From 1993, Gittoes began spending a significant amount of time in conflict zones such as Somalia and Cambodia and depicted the Australian military and their peacekeeping efforts in his paintings and photographs. These works can be seen at the Australian War Memorial in Canberra. Gittoes was particularly moved by the stories of Cambodian landmine survivors, and much of his work at the time was inspired by these people. The following year he visited Australian peacekeepers in Western Sahara, Egypt, Algeria, Israel, Sinai and Lebanon. On a trip to South Africa in April, Gittoes witnessed the election of Nelson Mandela, which inspired his series Freedom Dancer. Travelling with the Australian Army Medical Support Force to Rwanda in 1995, Gittoes observed the Kibeho Massacre, which killed an estimated 4,000 displacement Rwandans. This horrific event inspired several versions of the painting The Preacher, one of which won Gittoes the Blake Prize for Religious Art for the second time in his career.
During the late 1990s, Gittoes continued travelling to war zones, but his focus transitioned from peacekeeping efforts to the lives of civilians and refugees living amongst conflict. His travels brought him to Bosnia, Northern Island and China. In 1997, Gittoes received a Member of the Order of Australia for his ‘service to art international relations.’
His continuing interest in minefields and victims of landmines saw him travel to Thailand, Cambodia, Afghanistan, Pakistan and East Timor. Minefields, the work that was inspired by these travels, was exhibited at Palais des Nations, the UN office Geneva, Switzerland, Moscow and the Sir Hermann Black Gallery at the University of Sydney.

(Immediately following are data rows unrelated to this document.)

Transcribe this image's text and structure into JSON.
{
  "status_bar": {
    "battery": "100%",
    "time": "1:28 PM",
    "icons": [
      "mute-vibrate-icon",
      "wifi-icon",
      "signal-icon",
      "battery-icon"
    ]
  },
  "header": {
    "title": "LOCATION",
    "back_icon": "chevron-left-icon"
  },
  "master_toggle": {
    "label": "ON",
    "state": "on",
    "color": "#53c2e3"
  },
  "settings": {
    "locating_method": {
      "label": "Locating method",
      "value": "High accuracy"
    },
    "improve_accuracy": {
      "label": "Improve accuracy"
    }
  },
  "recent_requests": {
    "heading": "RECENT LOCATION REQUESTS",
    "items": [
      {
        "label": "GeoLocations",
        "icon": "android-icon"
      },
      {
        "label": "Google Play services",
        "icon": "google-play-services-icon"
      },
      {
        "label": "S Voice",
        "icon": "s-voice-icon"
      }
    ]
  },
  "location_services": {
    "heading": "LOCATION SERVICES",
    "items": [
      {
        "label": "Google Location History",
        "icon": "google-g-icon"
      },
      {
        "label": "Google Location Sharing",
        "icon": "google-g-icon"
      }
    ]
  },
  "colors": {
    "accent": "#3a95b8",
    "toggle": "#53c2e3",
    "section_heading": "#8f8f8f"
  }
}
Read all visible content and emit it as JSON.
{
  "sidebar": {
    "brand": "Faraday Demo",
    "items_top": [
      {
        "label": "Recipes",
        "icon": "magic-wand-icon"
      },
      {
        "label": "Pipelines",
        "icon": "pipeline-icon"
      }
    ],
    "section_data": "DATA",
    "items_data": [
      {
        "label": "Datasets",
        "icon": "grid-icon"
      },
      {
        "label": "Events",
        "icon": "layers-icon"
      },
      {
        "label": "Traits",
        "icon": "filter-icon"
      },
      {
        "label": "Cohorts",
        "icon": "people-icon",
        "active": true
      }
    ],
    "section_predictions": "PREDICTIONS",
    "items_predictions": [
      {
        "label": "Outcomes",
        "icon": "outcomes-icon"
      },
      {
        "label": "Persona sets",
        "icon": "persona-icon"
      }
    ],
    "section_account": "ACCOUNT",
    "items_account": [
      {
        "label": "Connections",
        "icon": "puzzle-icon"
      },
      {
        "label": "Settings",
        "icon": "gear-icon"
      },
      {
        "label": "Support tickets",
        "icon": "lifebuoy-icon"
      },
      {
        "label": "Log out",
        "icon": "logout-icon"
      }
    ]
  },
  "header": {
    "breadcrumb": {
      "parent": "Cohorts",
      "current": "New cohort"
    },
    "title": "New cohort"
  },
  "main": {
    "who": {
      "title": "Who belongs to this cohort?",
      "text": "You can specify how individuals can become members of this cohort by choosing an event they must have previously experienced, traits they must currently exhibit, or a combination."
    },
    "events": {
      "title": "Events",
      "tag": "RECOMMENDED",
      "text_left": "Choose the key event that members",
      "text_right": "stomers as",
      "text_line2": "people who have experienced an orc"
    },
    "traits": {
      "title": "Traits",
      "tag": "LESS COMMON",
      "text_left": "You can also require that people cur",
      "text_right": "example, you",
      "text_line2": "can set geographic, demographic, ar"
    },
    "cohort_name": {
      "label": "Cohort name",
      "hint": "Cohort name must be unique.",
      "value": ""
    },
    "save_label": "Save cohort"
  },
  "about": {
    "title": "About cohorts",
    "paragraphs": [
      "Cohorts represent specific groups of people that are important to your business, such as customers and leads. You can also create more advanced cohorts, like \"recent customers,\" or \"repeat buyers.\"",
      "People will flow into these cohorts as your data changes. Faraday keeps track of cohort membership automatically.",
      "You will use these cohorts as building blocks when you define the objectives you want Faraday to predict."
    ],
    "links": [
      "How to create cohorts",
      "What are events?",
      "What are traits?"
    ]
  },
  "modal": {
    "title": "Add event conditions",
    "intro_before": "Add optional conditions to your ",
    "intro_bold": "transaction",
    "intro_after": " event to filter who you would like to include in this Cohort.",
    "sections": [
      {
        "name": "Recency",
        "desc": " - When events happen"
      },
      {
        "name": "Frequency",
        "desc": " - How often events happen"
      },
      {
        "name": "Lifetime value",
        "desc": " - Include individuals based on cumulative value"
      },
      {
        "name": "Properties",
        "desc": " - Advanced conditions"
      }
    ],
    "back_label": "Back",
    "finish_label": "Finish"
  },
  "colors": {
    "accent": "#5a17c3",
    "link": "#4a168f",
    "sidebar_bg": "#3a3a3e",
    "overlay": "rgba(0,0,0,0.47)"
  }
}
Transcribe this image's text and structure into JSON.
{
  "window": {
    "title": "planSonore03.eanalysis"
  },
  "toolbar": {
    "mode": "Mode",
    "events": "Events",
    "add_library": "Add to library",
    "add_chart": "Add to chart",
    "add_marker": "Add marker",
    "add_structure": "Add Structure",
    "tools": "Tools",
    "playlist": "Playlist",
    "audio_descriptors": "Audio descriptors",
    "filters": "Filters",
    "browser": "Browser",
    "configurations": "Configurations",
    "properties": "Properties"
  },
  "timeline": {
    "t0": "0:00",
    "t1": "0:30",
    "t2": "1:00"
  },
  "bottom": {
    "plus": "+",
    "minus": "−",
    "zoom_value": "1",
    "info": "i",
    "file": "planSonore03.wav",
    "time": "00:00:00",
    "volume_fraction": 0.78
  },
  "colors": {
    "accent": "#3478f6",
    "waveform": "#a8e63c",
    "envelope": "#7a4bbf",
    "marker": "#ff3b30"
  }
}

The terrorist attacks on September 11, 2001 steered Gittoes’ career in a new direction and led to the painting War on Terra, which was exhibited at St Paul’s Cathedral in Melbourne on the first anniversary of the attacks. He also recognised the importance of young Americans and the influence of war on rap music and the MTV generation. In his travels to Iraq in 2003 and 2004, he interviewed American soldiers and spoke to them about the role of music on the battlefield. These interviews were the basis for his first Soundtrack of War, which premiered on ABC and screened on MTV in the United States, the Museum of Modern Art in New York and at the Sydney and Berlin film festivals.
After the success of Soundtrack of War, Gittoes filmed Miscreants of Taliwood and produced two films in Pakistan in Pashtun. When released in 2009, Miscreants of Taliwood was screened at film festivals throughout the United States, Europe and Australia. In 2009, he was commissioned by Big Day Out to produce three paintings for the main stage.
In 2011, Gittoes established a new Yellow House in Jalalabad, Afghanistan, which features a cinema, art studio, travelling tent circus, Secret Garden Café and Rose Theatre outdoor stages. Yellow House is still operational.
Since then, Gittoes worked at Light Work in Syracuse, New York as their artist in residence and released his feature-length documentary Snow Monkey, which premiered at the Melbourne Film Festival in 2015. He was awarded the 2015 Sydney Peace Prize “for his courage to witness and confront violence in the war zones of the world.” Gittoes has recently returned from Cambodia.